I think there's a little bit of fantasy, myth and wishful projection about the transition period between hot mess and getting your shit together.  As I have placed my personal life on a shelf for the better part of two years and am in the initial stages of reclaiming the self I can honestly say this is a period of chaos, peppered with confusion and a dash of freaked out.  When you let thing go as long as I have it becomes abundantly clear from the start there is a tremendous amount of work to do in all areas, body, mind, spirit and environment.  I get into class and it's truly work, every part of my body is raging mad, screaming, "how could you do this!"  I'm finding I'm truly exhausted during everyday activity and a little freaked out at the amount of neglect I have given to all aspects of my life but my job.  This is a process.  I did not get to this place overnight and it will not resolve itself magically.  Right now each day is a discovery in how lost I became and the importance of slowly and methodically reclaiming the self and building a solid foundation so I never make the mistake of returning to that ugly place.  I have many things to address and a tremulousness amount of feelings to work through.   uuh.. this is hard stuff. 

Wednesday, June 27, 2012

One Step at a Time

I've now officially moved into the next chapter on my journey. This feels a little like the beginning of a new season.  In the north the beginning is never what the weather will actually be for the entire season.  Autumn starts out warm but becomes progressively colder.  Spring starts out quite cool but will feel warmer for most of the season.  I'm entering this chapter exhausted and achy.  Everything feels tight, right down to the heels of the feet.  My life is as disorganized as my body is a shambles.  Putting everything on hold has left a big pile of clean up.  My first actions are to clean and organize my surroundings.  Start with the most pressing items and work my way through the clutter.  Paperwork, car repairs, laundry, you name it, it needs to be taken care of.  I think that's the theme for this summer, taking care of my life, all aspects.   I see this as the beginning, a place to start, a solid foundation.  This is a start, one step at a time.

Wednesday, June 20, 2012


My friends mother used to say, "be a flower."  It was a sweet things to say.  She endured many hard times and had her own mental techniques for keeping her head up and carrying on.   As I close the chapter this week I find myself drained and in need of infusion.  In a couple of days I'm off to the mountains for little camping trip.  This is the first step in healing my soul and tattered spirit.  It's all baby steps for a while. This is a process and it will take time.  So for now I'm going to stop and smell the flowers and deeply appreciate the I am able to move on to the next phase in my life's journey.
wishing everyone peace and tranquility.

Saturday, June 9, 2012

It's better together!

                                               Triple downward dog for the adventurous! 

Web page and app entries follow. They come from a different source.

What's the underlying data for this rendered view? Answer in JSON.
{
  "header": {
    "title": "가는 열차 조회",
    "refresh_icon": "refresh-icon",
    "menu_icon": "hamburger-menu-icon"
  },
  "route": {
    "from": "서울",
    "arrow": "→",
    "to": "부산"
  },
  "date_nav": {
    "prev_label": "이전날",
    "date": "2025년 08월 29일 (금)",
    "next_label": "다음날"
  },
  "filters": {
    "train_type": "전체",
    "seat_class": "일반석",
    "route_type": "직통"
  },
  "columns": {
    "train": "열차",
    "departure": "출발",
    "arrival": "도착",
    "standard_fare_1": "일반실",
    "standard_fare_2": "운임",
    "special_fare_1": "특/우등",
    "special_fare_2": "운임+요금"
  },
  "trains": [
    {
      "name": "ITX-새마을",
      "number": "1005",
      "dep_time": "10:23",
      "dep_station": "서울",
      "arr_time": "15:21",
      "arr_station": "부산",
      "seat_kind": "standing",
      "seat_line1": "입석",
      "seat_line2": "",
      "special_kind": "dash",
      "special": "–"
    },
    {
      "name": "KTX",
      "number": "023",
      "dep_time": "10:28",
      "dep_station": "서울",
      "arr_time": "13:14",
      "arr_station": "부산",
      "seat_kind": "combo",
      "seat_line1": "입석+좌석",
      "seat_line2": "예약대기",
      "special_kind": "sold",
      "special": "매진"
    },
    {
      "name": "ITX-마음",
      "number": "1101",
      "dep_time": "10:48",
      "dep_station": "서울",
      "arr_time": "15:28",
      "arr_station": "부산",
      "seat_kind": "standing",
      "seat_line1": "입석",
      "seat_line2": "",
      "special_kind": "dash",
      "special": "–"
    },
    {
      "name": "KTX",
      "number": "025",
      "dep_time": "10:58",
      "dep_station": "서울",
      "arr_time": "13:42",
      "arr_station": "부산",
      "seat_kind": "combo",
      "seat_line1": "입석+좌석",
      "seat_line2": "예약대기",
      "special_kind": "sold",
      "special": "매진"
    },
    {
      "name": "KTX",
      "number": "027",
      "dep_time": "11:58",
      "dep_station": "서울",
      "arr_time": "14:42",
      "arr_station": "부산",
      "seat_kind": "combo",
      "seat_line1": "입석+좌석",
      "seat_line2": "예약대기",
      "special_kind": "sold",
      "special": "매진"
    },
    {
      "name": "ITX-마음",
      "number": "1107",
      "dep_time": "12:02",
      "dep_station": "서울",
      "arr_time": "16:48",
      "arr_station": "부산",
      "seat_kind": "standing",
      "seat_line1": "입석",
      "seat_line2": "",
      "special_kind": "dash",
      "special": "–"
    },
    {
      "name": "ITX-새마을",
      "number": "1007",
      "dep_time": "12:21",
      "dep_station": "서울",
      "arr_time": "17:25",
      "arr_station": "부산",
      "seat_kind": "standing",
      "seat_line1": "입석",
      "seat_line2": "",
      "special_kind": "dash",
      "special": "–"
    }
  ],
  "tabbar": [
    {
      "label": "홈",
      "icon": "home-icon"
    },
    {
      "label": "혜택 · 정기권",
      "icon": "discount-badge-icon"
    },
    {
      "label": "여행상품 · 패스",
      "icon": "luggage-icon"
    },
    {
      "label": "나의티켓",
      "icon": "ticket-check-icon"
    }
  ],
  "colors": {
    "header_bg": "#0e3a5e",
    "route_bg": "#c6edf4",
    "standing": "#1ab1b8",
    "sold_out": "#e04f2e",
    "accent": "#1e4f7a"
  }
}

Rainbow Kids Yoga teacher training in Montreal was fantastic!   Our teacher Amanda Mcfadyen was truly a wonderful inspiration.  We left armed to the teeth with a large bag of games, ideas, and joyful, playful ways to teach children yoga.  The experience left us all with an open heart and a reconnection to why childhood can be such a fantastic experience.  I would also like to give a shout out to Equilibrium Yoga Studio in Montreal for hosting the event. Equilibrium is beautiful, warm, welcoming community, dedicated to bringing yoga and healing to everyone.  

Teaching children is tricky, as I discovered myself they will soon become bored and restless with a traditional approach.  This course taught me how to present the class through a series of games.   I wrote my first lesson plan on the flight home and tried it out immediately.   I hit a home run with the 7-9 year old crowd.  They loved it!  I also tried the class on a small group of highly distracted very young preschool children without much success.  Luckily the groups I will be teaching are in the 7-9 year old range.  Children need yoga too, the key is in the presentation.  Thank you Gopala Amir Yaffe  (founder) and Amanda Mcfadyen for this opportunity! 

If your interested in a training  I recommend looking on the Rainbow Kids site.   Trainings are available across the globe ( literally!).

Peace, love and rock and roll!
Shine on!